The other option was a full invasion of the Japanese mainland. Six months earlier, US troops set foot on Japanese soil on the island of Iwo Jima. It is a small volcanic island only eight square miles in size, but to the Japanese it was sacred soil. It was Japanese soil. They defended that island with a ferocity never before seen. The fighting at Guadalcanal, Tarawa and Wake was fierce, but nothing like what the American marines faced at Iwo Jima. It took over one month of naval bombardment, air strikes and constant pushing by America's finest amphibious troops before Iwo Jima was wrestled from Japanese hands. Of the 22,000 Japanese defenders, 21,000 were killed. Only 216 were taken prisoner. In total, there were 27,000 allied casualties. All of this for 8 square miles of real estate. And Truman was faced with invading the Japanese mainland, all 88,000 square miles of it. Despite all of this, there are still arguments that Japan was on the brink of surrender and that Truman's decision was wrong.
On August 6, the bomb was dropped on Hiroshima. Japan refused to surrender. Even after being hit with the most destructive device ever known in warfare, they were still prepared to carry on the fight. Was this an army on the verge of breaking? Only six months earlier they suffered over 95% casualties defending 8 square miles of Japanese soil. And still Truman is cursed for his decision.
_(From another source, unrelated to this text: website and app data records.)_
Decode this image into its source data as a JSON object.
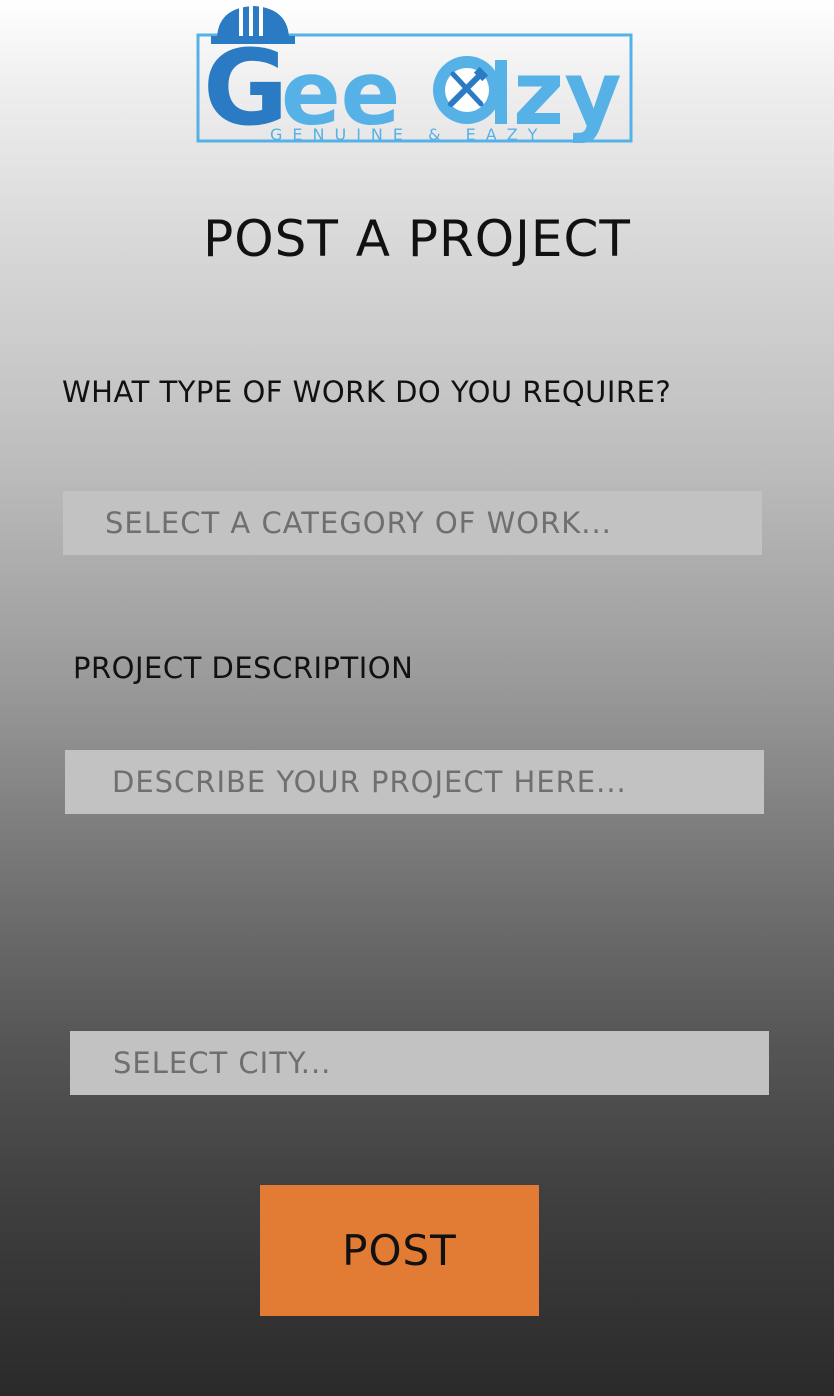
{
  "logo": {
    "wordmark": "Geeazy",
    "tagline": "GENUINE & EAZY"
  },
  "page": {
    "title": "POST A PROJECT"
  },
  "form": {
    "work_type_label": "WHAT TYPE OF WORK DO YOU REQUIRE?",
    "category_placeholder": "SELECT A CATEGORY OF WORK...",
    "description_label": "PROJECT DESCRIPTION",
    "description_placeholder": "DESCRIBE YOUR PROJECT HERE...",
    "city_placeholder": "SELECT CITY...",
    "submit_label": "POST"
  },
  "colors": {
    "accent": "#e27b33",
    "field_bg": "#c2c2c2",
    "logo_blue_dark": "#2a7bc4",
    "logo_blue_light": "#56b1e6"
  }
}
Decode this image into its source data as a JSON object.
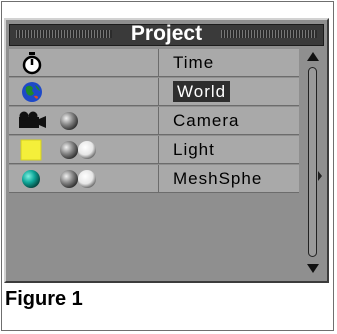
{
  "panel": {
    "title": "Project"
  },
  "rows": [
    {
      "label": "Time",
      "icons": [
        "stopwatch-icon"
      ],
      "selected": false
    },
    {
      "label": "World",
      "icons": [
        "globe-icon"
      ],
      "selected": true
    },
    {
      "label": "Camera",
      "icons": [
        "camera-icon",
        "gray-sphere-icon"
      ],
      "selected": false
    },
    {
      "label": "Light",
      "icons": [
        "yellow-square-light-icon",
        "gray-sphere-icon",
        "white-sphere-icon"
      ],
      "selected": false
    },
    {
      "label": "MeshSphe",
      "icons": [
        "teal-sphere-icon",
        "gray-sphere-icon",
        "white-sphere-icon"
      ],
      "selected": false
    }
  ],
  "caption": "Figure 1",
  "colors": {
    "panel_bg": "#8f8f8f",
    "row_bg": "#a9a9a9",
    "titlebar_bg": "#3a3a3a",
    "selection_bg": "#2e2e2e"
  }
}
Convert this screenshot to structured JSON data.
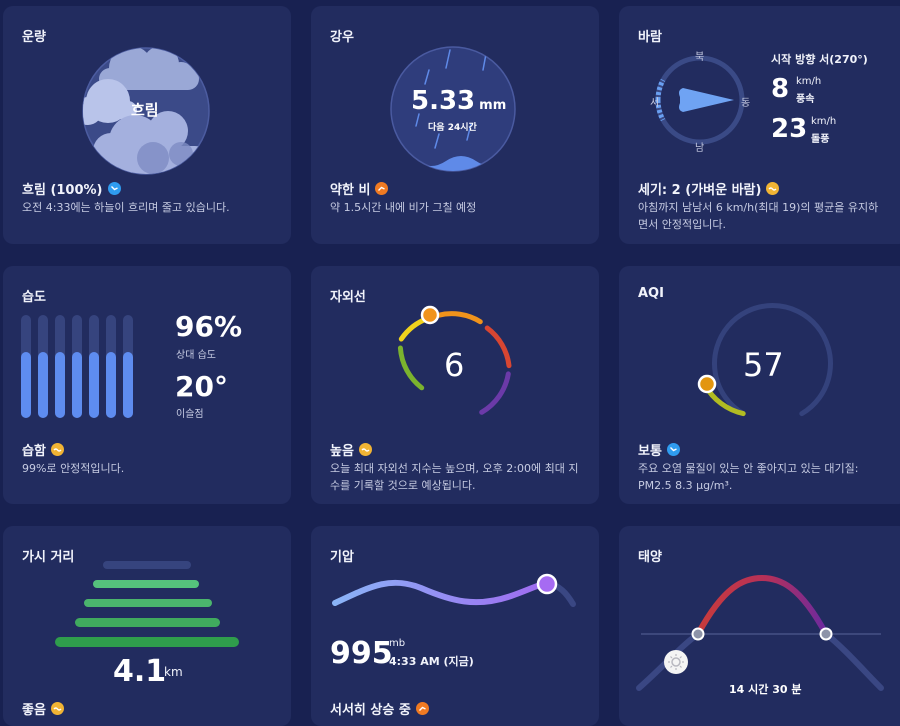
{
  "cloud": {
    "title": "운량",
    "center_label": "흐림",
    "status": "흐림 (100%)",
    "status_icon": "trend-down-icon",
    "status_color": "#2f9cf0",
    "desc": "오전 4:33에는 하늘이 흐리며 줄고 있습니다."
  },
  "rain": {
    "title": "강우",
    "amount": "5.33",
    "unit": "mm",
    "period": "다음 24시간",
    "status": "약한 비",
    "status_icon": "trend-up-icon",
    "status_color": "#f07a22",
    "desc": "약 1.5시간 내에 비가 그칠 예정"
  },
  "wind": {
    "title": "바람",
    "compass": {
      "north": "북",
      "south": "남",
      "east": "동",
      "west": "서"
    },
    "start_direction": "시작 방향 서(270°)",
    "speed_value": "8",
    "speed_unit": "km/h",
    "speed_label": "풍속",
    "gust_value": "23",
    "gust_unit": "km/h",
    "gust_label": "돌풍",
    "status": "세기: 2 (가벼운 바람)",
    "status_icon": "trend-flat-icon",
    "status_color": "#f1b434",
    "desc": "아침까지 남남서 6 km/h(최대 19)의 평균을 유지하면서 안정적입니다."
  },
  "humidity": {
    "title": "습도",
    "value": "96%",
    "value_label": "상대 습도",
    "dew_point": "20°",
    "dew_label": "이슬점",
    "level": 0.68,
    "status": "습함",
    "status_icon": "trend-flat-icon",
    "status_color": "#f1b434",
    "desc": "99%로 안정적입니다."
  },
  "uv": {
    "title": "자외선",
    "value": "6",
    "level_fraction": 0.55,
    "status": "높음",
    "status_icon": "trend-flat-icon",
    "status_color": "#f1b434",
    "desc": "오늘 최대 자외선 지수는 높으며, 오후 2:00에 최대 지수를 기록할 것으로 예상됩니다."
  },
  "aqi": {
    "title": "AQI",
    "value": "57",
    "level_fraction": 0.19,
    "status": "보통",
    "status_icon": "trend-down-icon",
    "status_color": "#2f9cf0",
    "desc": "주요 오염 물질이 있는 안 좋아지고 있는 대기질: PM2.5 8.3 µg/m³."
  },
  "visibility": {
    "title": "가시 거리",
    "value": "4.1",
    "unit": "km",
    "bars_lit": 4,
    "bars_total": 5,
    "status": "좋음",
    "status_icon": "trend-flat-icon",
    "status_color": "#f1b434"
  },
  "pressure": {
    "title": "기압",
    "value": "995",
    "unit": "mb",
    "time": "4:33 AM (지금)",
    "status": "서서히 상승 중",
    "status_icon": "trend-up-icon",
    "status_color": "#f07a22"
  },
  "sun": {
    "title": "태양",
    "daylight": "14 시간 30 분"
  }
}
Historians estimate allied casualties from a Japanese mainland invasion would have been over 1 million, while Japan would have suffered 3 times that many. With Iwo Jima as a comparison, is there any doubt about the accuracy of these numbers? Still, Truman is cursed.
Truman will always be hated and cursed, mainly by those who exploit the advantage they have of not knowing the historical outcome of the alternative decision that Truman never made. They can always say that Japan was on the brink of surrender. I am sure Truman considered this. I am sure he listened to those advisors who felt Japan was beaten. He also listened to those who experienced Iwo Jima, and estimated our losses in an invasion at over one million. He listened, and made the right decision.
Maybe Japan would have surrendered within a month. Maybe they would have dug in and carried the war on another 2 or 3 years. The question facing Truman was: Am I willing to wager one million American lives, and 3 million Japanese lives on their supposed willingness to surrender? The answer was obvious.
So, President Truman, wherever you are, this patriot tips his hat to you, a man of courage who did the right thing despite knowing the consequences. He chose the lesser of two evils, which is sometimes the only option available. Here's hoping that kind of courage can be found in today's leaders, and in the leaders of the future.